I’ve always done voluntary work over the past 7 years, as I have a long term illness that has meant full time work has not always been possible. I’d had a spell of 10 weeks in hospital and decided that I wanted to go back to volunteering, so that I had something to look forward to when I came home. I had been to the shop as I live in the area and loved the ethos behind it. It takes a lot of work to hand pick pieces and you do have to know your labels and an item’s worth. People don’t often realise the shop is run almost entirely by volunteers and Save The Children is an amazing charity to help.
What does your average week look like?
Usually it’s a mix of making new My Foolish Heart products, developing new designs and buying fabric and so forth. That’s interspersed with clothing alterations (a bit of a side project which I love doing too), volunteering at Mary’s Living and Giving shop on Lordship Lane and of course helping out at Bias! I love that I make all parts of my work life balance out. It’s all in the planning!
What's the most interesting alteration you've been asked to do?

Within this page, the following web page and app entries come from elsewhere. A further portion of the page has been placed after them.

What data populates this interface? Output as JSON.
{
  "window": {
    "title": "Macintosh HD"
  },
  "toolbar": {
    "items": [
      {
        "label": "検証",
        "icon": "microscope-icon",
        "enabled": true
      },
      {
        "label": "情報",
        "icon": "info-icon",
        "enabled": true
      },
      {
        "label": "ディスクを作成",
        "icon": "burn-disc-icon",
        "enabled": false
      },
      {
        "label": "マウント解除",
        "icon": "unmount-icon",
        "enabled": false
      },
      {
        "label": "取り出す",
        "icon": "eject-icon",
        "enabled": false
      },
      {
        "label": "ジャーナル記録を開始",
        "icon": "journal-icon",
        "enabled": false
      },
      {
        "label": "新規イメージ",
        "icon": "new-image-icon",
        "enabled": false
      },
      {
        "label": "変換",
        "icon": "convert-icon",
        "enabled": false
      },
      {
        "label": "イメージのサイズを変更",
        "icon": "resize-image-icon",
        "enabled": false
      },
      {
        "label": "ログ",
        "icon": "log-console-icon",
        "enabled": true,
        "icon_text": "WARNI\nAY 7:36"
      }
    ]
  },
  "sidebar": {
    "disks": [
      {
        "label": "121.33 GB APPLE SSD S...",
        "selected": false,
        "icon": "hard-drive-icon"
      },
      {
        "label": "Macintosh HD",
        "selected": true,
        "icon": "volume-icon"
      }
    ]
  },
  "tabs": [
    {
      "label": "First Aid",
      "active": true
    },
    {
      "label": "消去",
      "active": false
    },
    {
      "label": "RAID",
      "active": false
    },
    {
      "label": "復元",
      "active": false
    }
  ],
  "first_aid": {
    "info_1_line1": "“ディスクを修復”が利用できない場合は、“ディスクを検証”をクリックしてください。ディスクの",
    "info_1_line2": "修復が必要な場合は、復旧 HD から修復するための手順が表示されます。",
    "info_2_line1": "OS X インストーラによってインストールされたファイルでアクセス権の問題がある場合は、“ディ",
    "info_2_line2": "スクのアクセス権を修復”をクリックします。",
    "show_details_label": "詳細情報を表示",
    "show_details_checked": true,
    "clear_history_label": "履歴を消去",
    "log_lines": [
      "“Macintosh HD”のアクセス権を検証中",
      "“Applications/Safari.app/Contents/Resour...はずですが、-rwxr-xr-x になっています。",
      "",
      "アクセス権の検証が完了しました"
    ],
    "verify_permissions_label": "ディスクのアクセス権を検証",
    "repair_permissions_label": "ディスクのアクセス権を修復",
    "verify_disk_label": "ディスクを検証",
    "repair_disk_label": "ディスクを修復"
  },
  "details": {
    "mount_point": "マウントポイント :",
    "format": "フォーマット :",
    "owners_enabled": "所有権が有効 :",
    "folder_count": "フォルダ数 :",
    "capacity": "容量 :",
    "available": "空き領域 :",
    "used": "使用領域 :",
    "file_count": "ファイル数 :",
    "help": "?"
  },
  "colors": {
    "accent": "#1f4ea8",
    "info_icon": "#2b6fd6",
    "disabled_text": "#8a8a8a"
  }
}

I do a lot of bridal for some reason! The best one was rescuing these very delicate French men’s overshirts for a client and his brother. They both had these amazing pieces made by a tailor, but they’d managed to rip them to bits as they were in a band and they would burnt cigarette holes in them or they’d tear them when drunk. I had to find patches and do complicated stitching to make them look how they liked them, they didn’t want them to look too ‘done’.
You've recently just built the new website for your business. What would be your three top tips for anyone wanting to do this?
Listen to recommendations for website builders from your peers: there are reasons some are more popular. Have in mind how you want your website to look from the start – a clear idea of your business identity, demographic, how your website may develop. Lastly, I’d say planning helps massively. I had completely underestimated how long the photography for each piece would take, that was an eye-opener!
Is there anything else you'd like to reveal?
I’m secretly a mod.
You can buy My Foolish Heart linen homeware textiles, and vintage fabric glasses cases and makeup bags in Bias, and here is Jo's online store: